Start of DATA TO USE
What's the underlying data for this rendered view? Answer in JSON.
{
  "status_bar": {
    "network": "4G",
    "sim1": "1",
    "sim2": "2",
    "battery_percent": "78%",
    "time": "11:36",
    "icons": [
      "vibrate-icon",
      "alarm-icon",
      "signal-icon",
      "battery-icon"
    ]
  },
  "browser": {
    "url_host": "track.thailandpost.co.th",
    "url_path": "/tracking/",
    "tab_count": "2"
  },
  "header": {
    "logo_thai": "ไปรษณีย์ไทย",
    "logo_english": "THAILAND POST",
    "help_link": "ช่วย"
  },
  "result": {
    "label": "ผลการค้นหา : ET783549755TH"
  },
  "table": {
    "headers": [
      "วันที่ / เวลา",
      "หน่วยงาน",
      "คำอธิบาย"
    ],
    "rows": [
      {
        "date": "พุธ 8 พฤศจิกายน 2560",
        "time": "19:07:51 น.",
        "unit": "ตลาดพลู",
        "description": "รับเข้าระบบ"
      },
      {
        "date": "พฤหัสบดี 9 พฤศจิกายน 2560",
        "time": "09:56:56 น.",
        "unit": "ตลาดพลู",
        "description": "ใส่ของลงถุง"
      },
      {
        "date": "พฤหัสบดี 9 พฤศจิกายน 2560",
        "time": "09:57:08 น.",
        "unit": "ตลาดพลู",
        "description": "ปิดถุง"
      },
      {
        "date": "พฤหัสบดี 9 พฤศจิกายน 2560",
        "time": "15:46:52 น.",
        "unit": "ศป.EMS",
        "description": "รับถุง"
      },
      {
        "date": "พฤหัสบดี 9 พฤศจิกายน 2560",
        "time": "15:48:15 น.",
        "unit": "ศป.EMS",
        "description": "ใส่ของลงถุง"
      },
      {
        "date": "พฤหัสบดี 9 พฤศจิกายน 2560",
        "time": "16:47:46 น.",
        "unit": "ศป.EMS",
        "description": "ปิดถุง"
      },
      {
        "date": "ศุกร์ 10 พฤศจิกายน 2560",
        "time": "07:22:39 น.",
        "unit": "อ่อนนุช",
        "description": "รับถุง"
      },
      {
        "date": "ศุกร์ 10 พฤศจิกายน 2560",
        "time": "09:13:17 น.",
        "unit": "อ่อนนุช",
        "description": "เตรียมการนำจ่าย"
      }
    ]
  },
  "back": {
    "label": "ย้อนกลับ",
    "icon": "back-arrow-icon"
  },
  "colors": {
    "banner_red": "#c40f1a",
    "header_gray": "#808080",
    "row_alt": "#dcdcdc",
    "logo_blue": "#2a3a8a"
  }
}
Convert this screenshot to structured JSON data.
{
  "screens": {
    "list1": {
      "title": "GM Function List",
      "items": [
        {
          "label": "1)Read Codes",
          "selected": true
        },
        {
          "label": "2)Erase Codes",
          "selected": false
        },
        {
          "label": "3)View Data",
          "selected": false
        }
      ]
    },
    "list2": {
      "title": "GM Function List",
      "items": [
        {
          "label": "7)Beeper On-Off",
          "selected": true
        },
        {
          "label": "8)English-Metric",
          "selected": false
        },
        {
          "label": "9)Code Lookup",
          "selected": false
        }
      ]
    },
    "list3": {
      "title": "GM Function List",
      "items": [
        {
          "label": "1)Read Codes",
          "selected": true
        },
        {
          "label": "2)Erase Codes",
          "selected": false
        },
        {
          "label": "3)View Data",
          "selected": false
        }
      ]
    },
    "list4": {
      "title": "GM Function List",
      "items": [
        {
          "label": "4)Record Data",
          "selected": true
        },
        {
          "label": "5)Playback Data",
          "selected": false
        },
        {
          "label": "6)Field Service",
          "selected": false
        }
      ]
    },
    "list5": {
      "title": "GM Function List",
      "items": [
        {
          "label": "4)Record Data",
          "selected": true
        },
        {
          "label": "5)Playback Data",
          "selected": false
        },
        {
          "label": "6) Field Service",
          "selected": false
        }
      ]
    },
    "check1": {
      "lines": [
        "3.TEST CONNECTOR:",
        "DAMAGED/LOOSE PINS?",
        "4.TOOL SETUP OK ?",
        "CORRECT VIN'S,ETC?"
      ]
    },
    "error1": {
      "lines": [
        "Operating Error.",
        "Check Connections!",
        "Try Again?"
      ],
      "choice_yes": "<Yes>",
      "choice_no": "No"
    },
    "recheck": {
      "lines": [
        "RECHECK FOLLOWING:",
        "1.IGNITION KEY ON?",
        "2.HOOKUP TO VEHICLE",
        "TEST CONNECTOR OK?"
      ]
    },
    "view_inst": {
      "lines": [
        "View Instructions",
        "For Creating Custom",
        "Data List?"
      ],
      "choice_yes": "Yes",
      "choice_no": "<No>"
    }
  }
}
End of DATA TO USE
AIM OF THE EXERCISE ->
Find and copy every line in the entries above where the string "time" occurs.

ANSWER SECTION ->
    "time": "11:36",
        "time": "19:07:51 น.",
        "time": "09:56:56 น.",
        "time": "09:57:08 น.",
        "time": "15:46:52 น.",
        "time": "15:48:15 น.",
        "time": "16:47:46 น.",
        "time": "07:22:39 น.",
        "time": "09:13:17 น.",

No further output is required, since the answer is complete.